dismisses the student. See R. 57-1 at 20, Page ID 214.
matriculated in August 2010. Block I of the medical school
program (the first year program) contained sixteen courses.
Khan failed three of those initial sixteen courses, for a
total of four failure-equivalents, due to the variable credit
values of the courses. She also withdrew from five other
courses during the third quarter. Khan concedes, and there is
no question, that the Committee could have dismissed Khan at
this point as she had surpassed three failure equivalents.
Instead of dismissing her outright, however, the Committee
gave Khan an opportunity to explain her unsatisfactory
performance. After explaining that her husband had been ill,
the members of the Committee decided to give her a second
bite at the apple. The Committee suspended her, placed her on
academic probation, required her to sit out the remainder of
the year, and retake all the failed and incomplete courses
the following year.
repeated her Block I courses beginning in the autumn term
2011, and this time she earned C's in the classes she had
previously failed and advanced to Block II by the end of
summer 2012. This did not, however, annul the four
failure-equivalents she had already accrued, and they
remained relevant for determining Khan's qualifications
for remaining enrolled should future difficulties arise.
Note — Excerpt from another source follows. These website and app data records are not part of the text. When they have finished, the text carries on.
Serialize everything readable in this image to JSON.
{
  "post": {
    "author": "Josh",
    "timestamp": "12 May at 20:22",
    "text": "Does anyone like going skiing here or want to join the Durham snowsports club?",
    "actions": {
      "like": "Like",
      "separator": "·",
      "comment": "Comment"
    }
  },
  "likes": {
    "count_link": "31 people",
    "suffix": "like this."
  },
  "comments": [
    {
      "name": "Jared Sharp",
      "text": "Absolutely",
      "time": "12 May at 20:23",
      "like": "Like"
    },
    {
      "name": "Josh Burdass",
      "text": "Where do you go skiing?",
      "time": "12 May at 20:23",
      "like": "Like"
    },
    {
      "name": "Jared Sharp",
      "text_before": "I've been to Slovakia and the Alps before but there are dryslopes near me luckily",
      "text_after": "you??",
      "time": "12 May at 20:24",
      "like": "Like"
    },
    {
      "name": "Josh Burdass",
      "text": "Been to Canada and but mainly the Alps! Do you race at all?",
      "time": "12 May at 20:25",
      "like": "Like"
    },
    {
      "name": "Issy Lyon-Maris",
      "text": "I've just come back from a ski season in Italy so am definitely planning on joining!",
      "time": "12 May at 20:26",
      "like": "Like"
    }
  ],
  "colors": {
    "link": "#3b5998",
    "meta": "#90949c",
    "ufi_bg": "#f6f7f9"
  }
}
those difficulties did arise. By January 2013, Khan was
failing three courses in Block II. She also had recently
become pregnant and was suffering from many pregnancy-related
symptoms including fatigue, nausea, anxiety, and gestational
diabetes. In March, Khan requested and was granted a two-week
medical leave. To support her request, Khan submitted a
letter from her physician stating that he had been treating
Khan for depression and anxiety related to her pregnancy and
that she required accommodations for her medical issues.
After returning from her leave, she requested additional
accommodations, supported with a letter from her counselor,
including extended time to take exams, a quiet room to take
exams, and adjustments to her class schedule and rotations.
She also requested a tutor for pharmacology and to reschedule
examinations in pharmacology, pathology, and microbiology.
Midwestern rescheduled Khan's pathology and microbiology
exams (but not pharmacology) and assigned a tutor to assist
her with pharmacology. Although Midwestern rescheduled some
exams, it did not provide Khan with a quiet room, extend time
to take exams, or extend the times between exams. Midwestern
did not modify Khan's rotation locations, and as a
result, she had to drive over two hours round trip every day
which posed a hardship with regard to her pregnancy
complications. Khan also claimed that the tutor did not have
time to meet with her.
March 25, 2013, Khan's pharmacology professor, Dr.
Prozialeck, sent Khan an email notifying Khan that she had
failed seven out of nine exams in his course and requesting
that she come meet with him. Khan alleges that during that
meeting Dr. Prozialeck criticized her for being pregnant, and
told her "there was no scope for her to pass the course
as being pregnant is a full time job and required her to stay
at home and play mommy." R. 59-1 at 10, Page ID 477; R.
59-2 at 2, Page ID 496.
addition to the nine exams Khan had already taken (seven of
which she had failed), she also had to make up a missed exam
from earlier in the semester when she was ill. Her professor
scheduled the make-up exam for the end of the quarter, in
accordance with the course policy. In the meantime, she had
to pass the final exam in pharmacology. On the day of that
exam, Khan did not arrive until thirty minutes after the
testing had begun. After arriving, she explained that she was
detained by traffic and requested to take the exam at a later
time because of anxiety, nausea, and light-headedness due to
her pregnancy. Dr. Prozialeck denied her request. Khan
alleges that had Midwestern reviewed the video footage
available from that day it would have substantiated
Khan's version of events, but she does not say what the
video would have revealed. The recitation of the facts in the
parties' briefs do not reveal a disagreement about the
relevant material facts regarding the final exam. According
to Khan, she arrived late, informed the professor that she
was not feeling well, and he denied her request to take the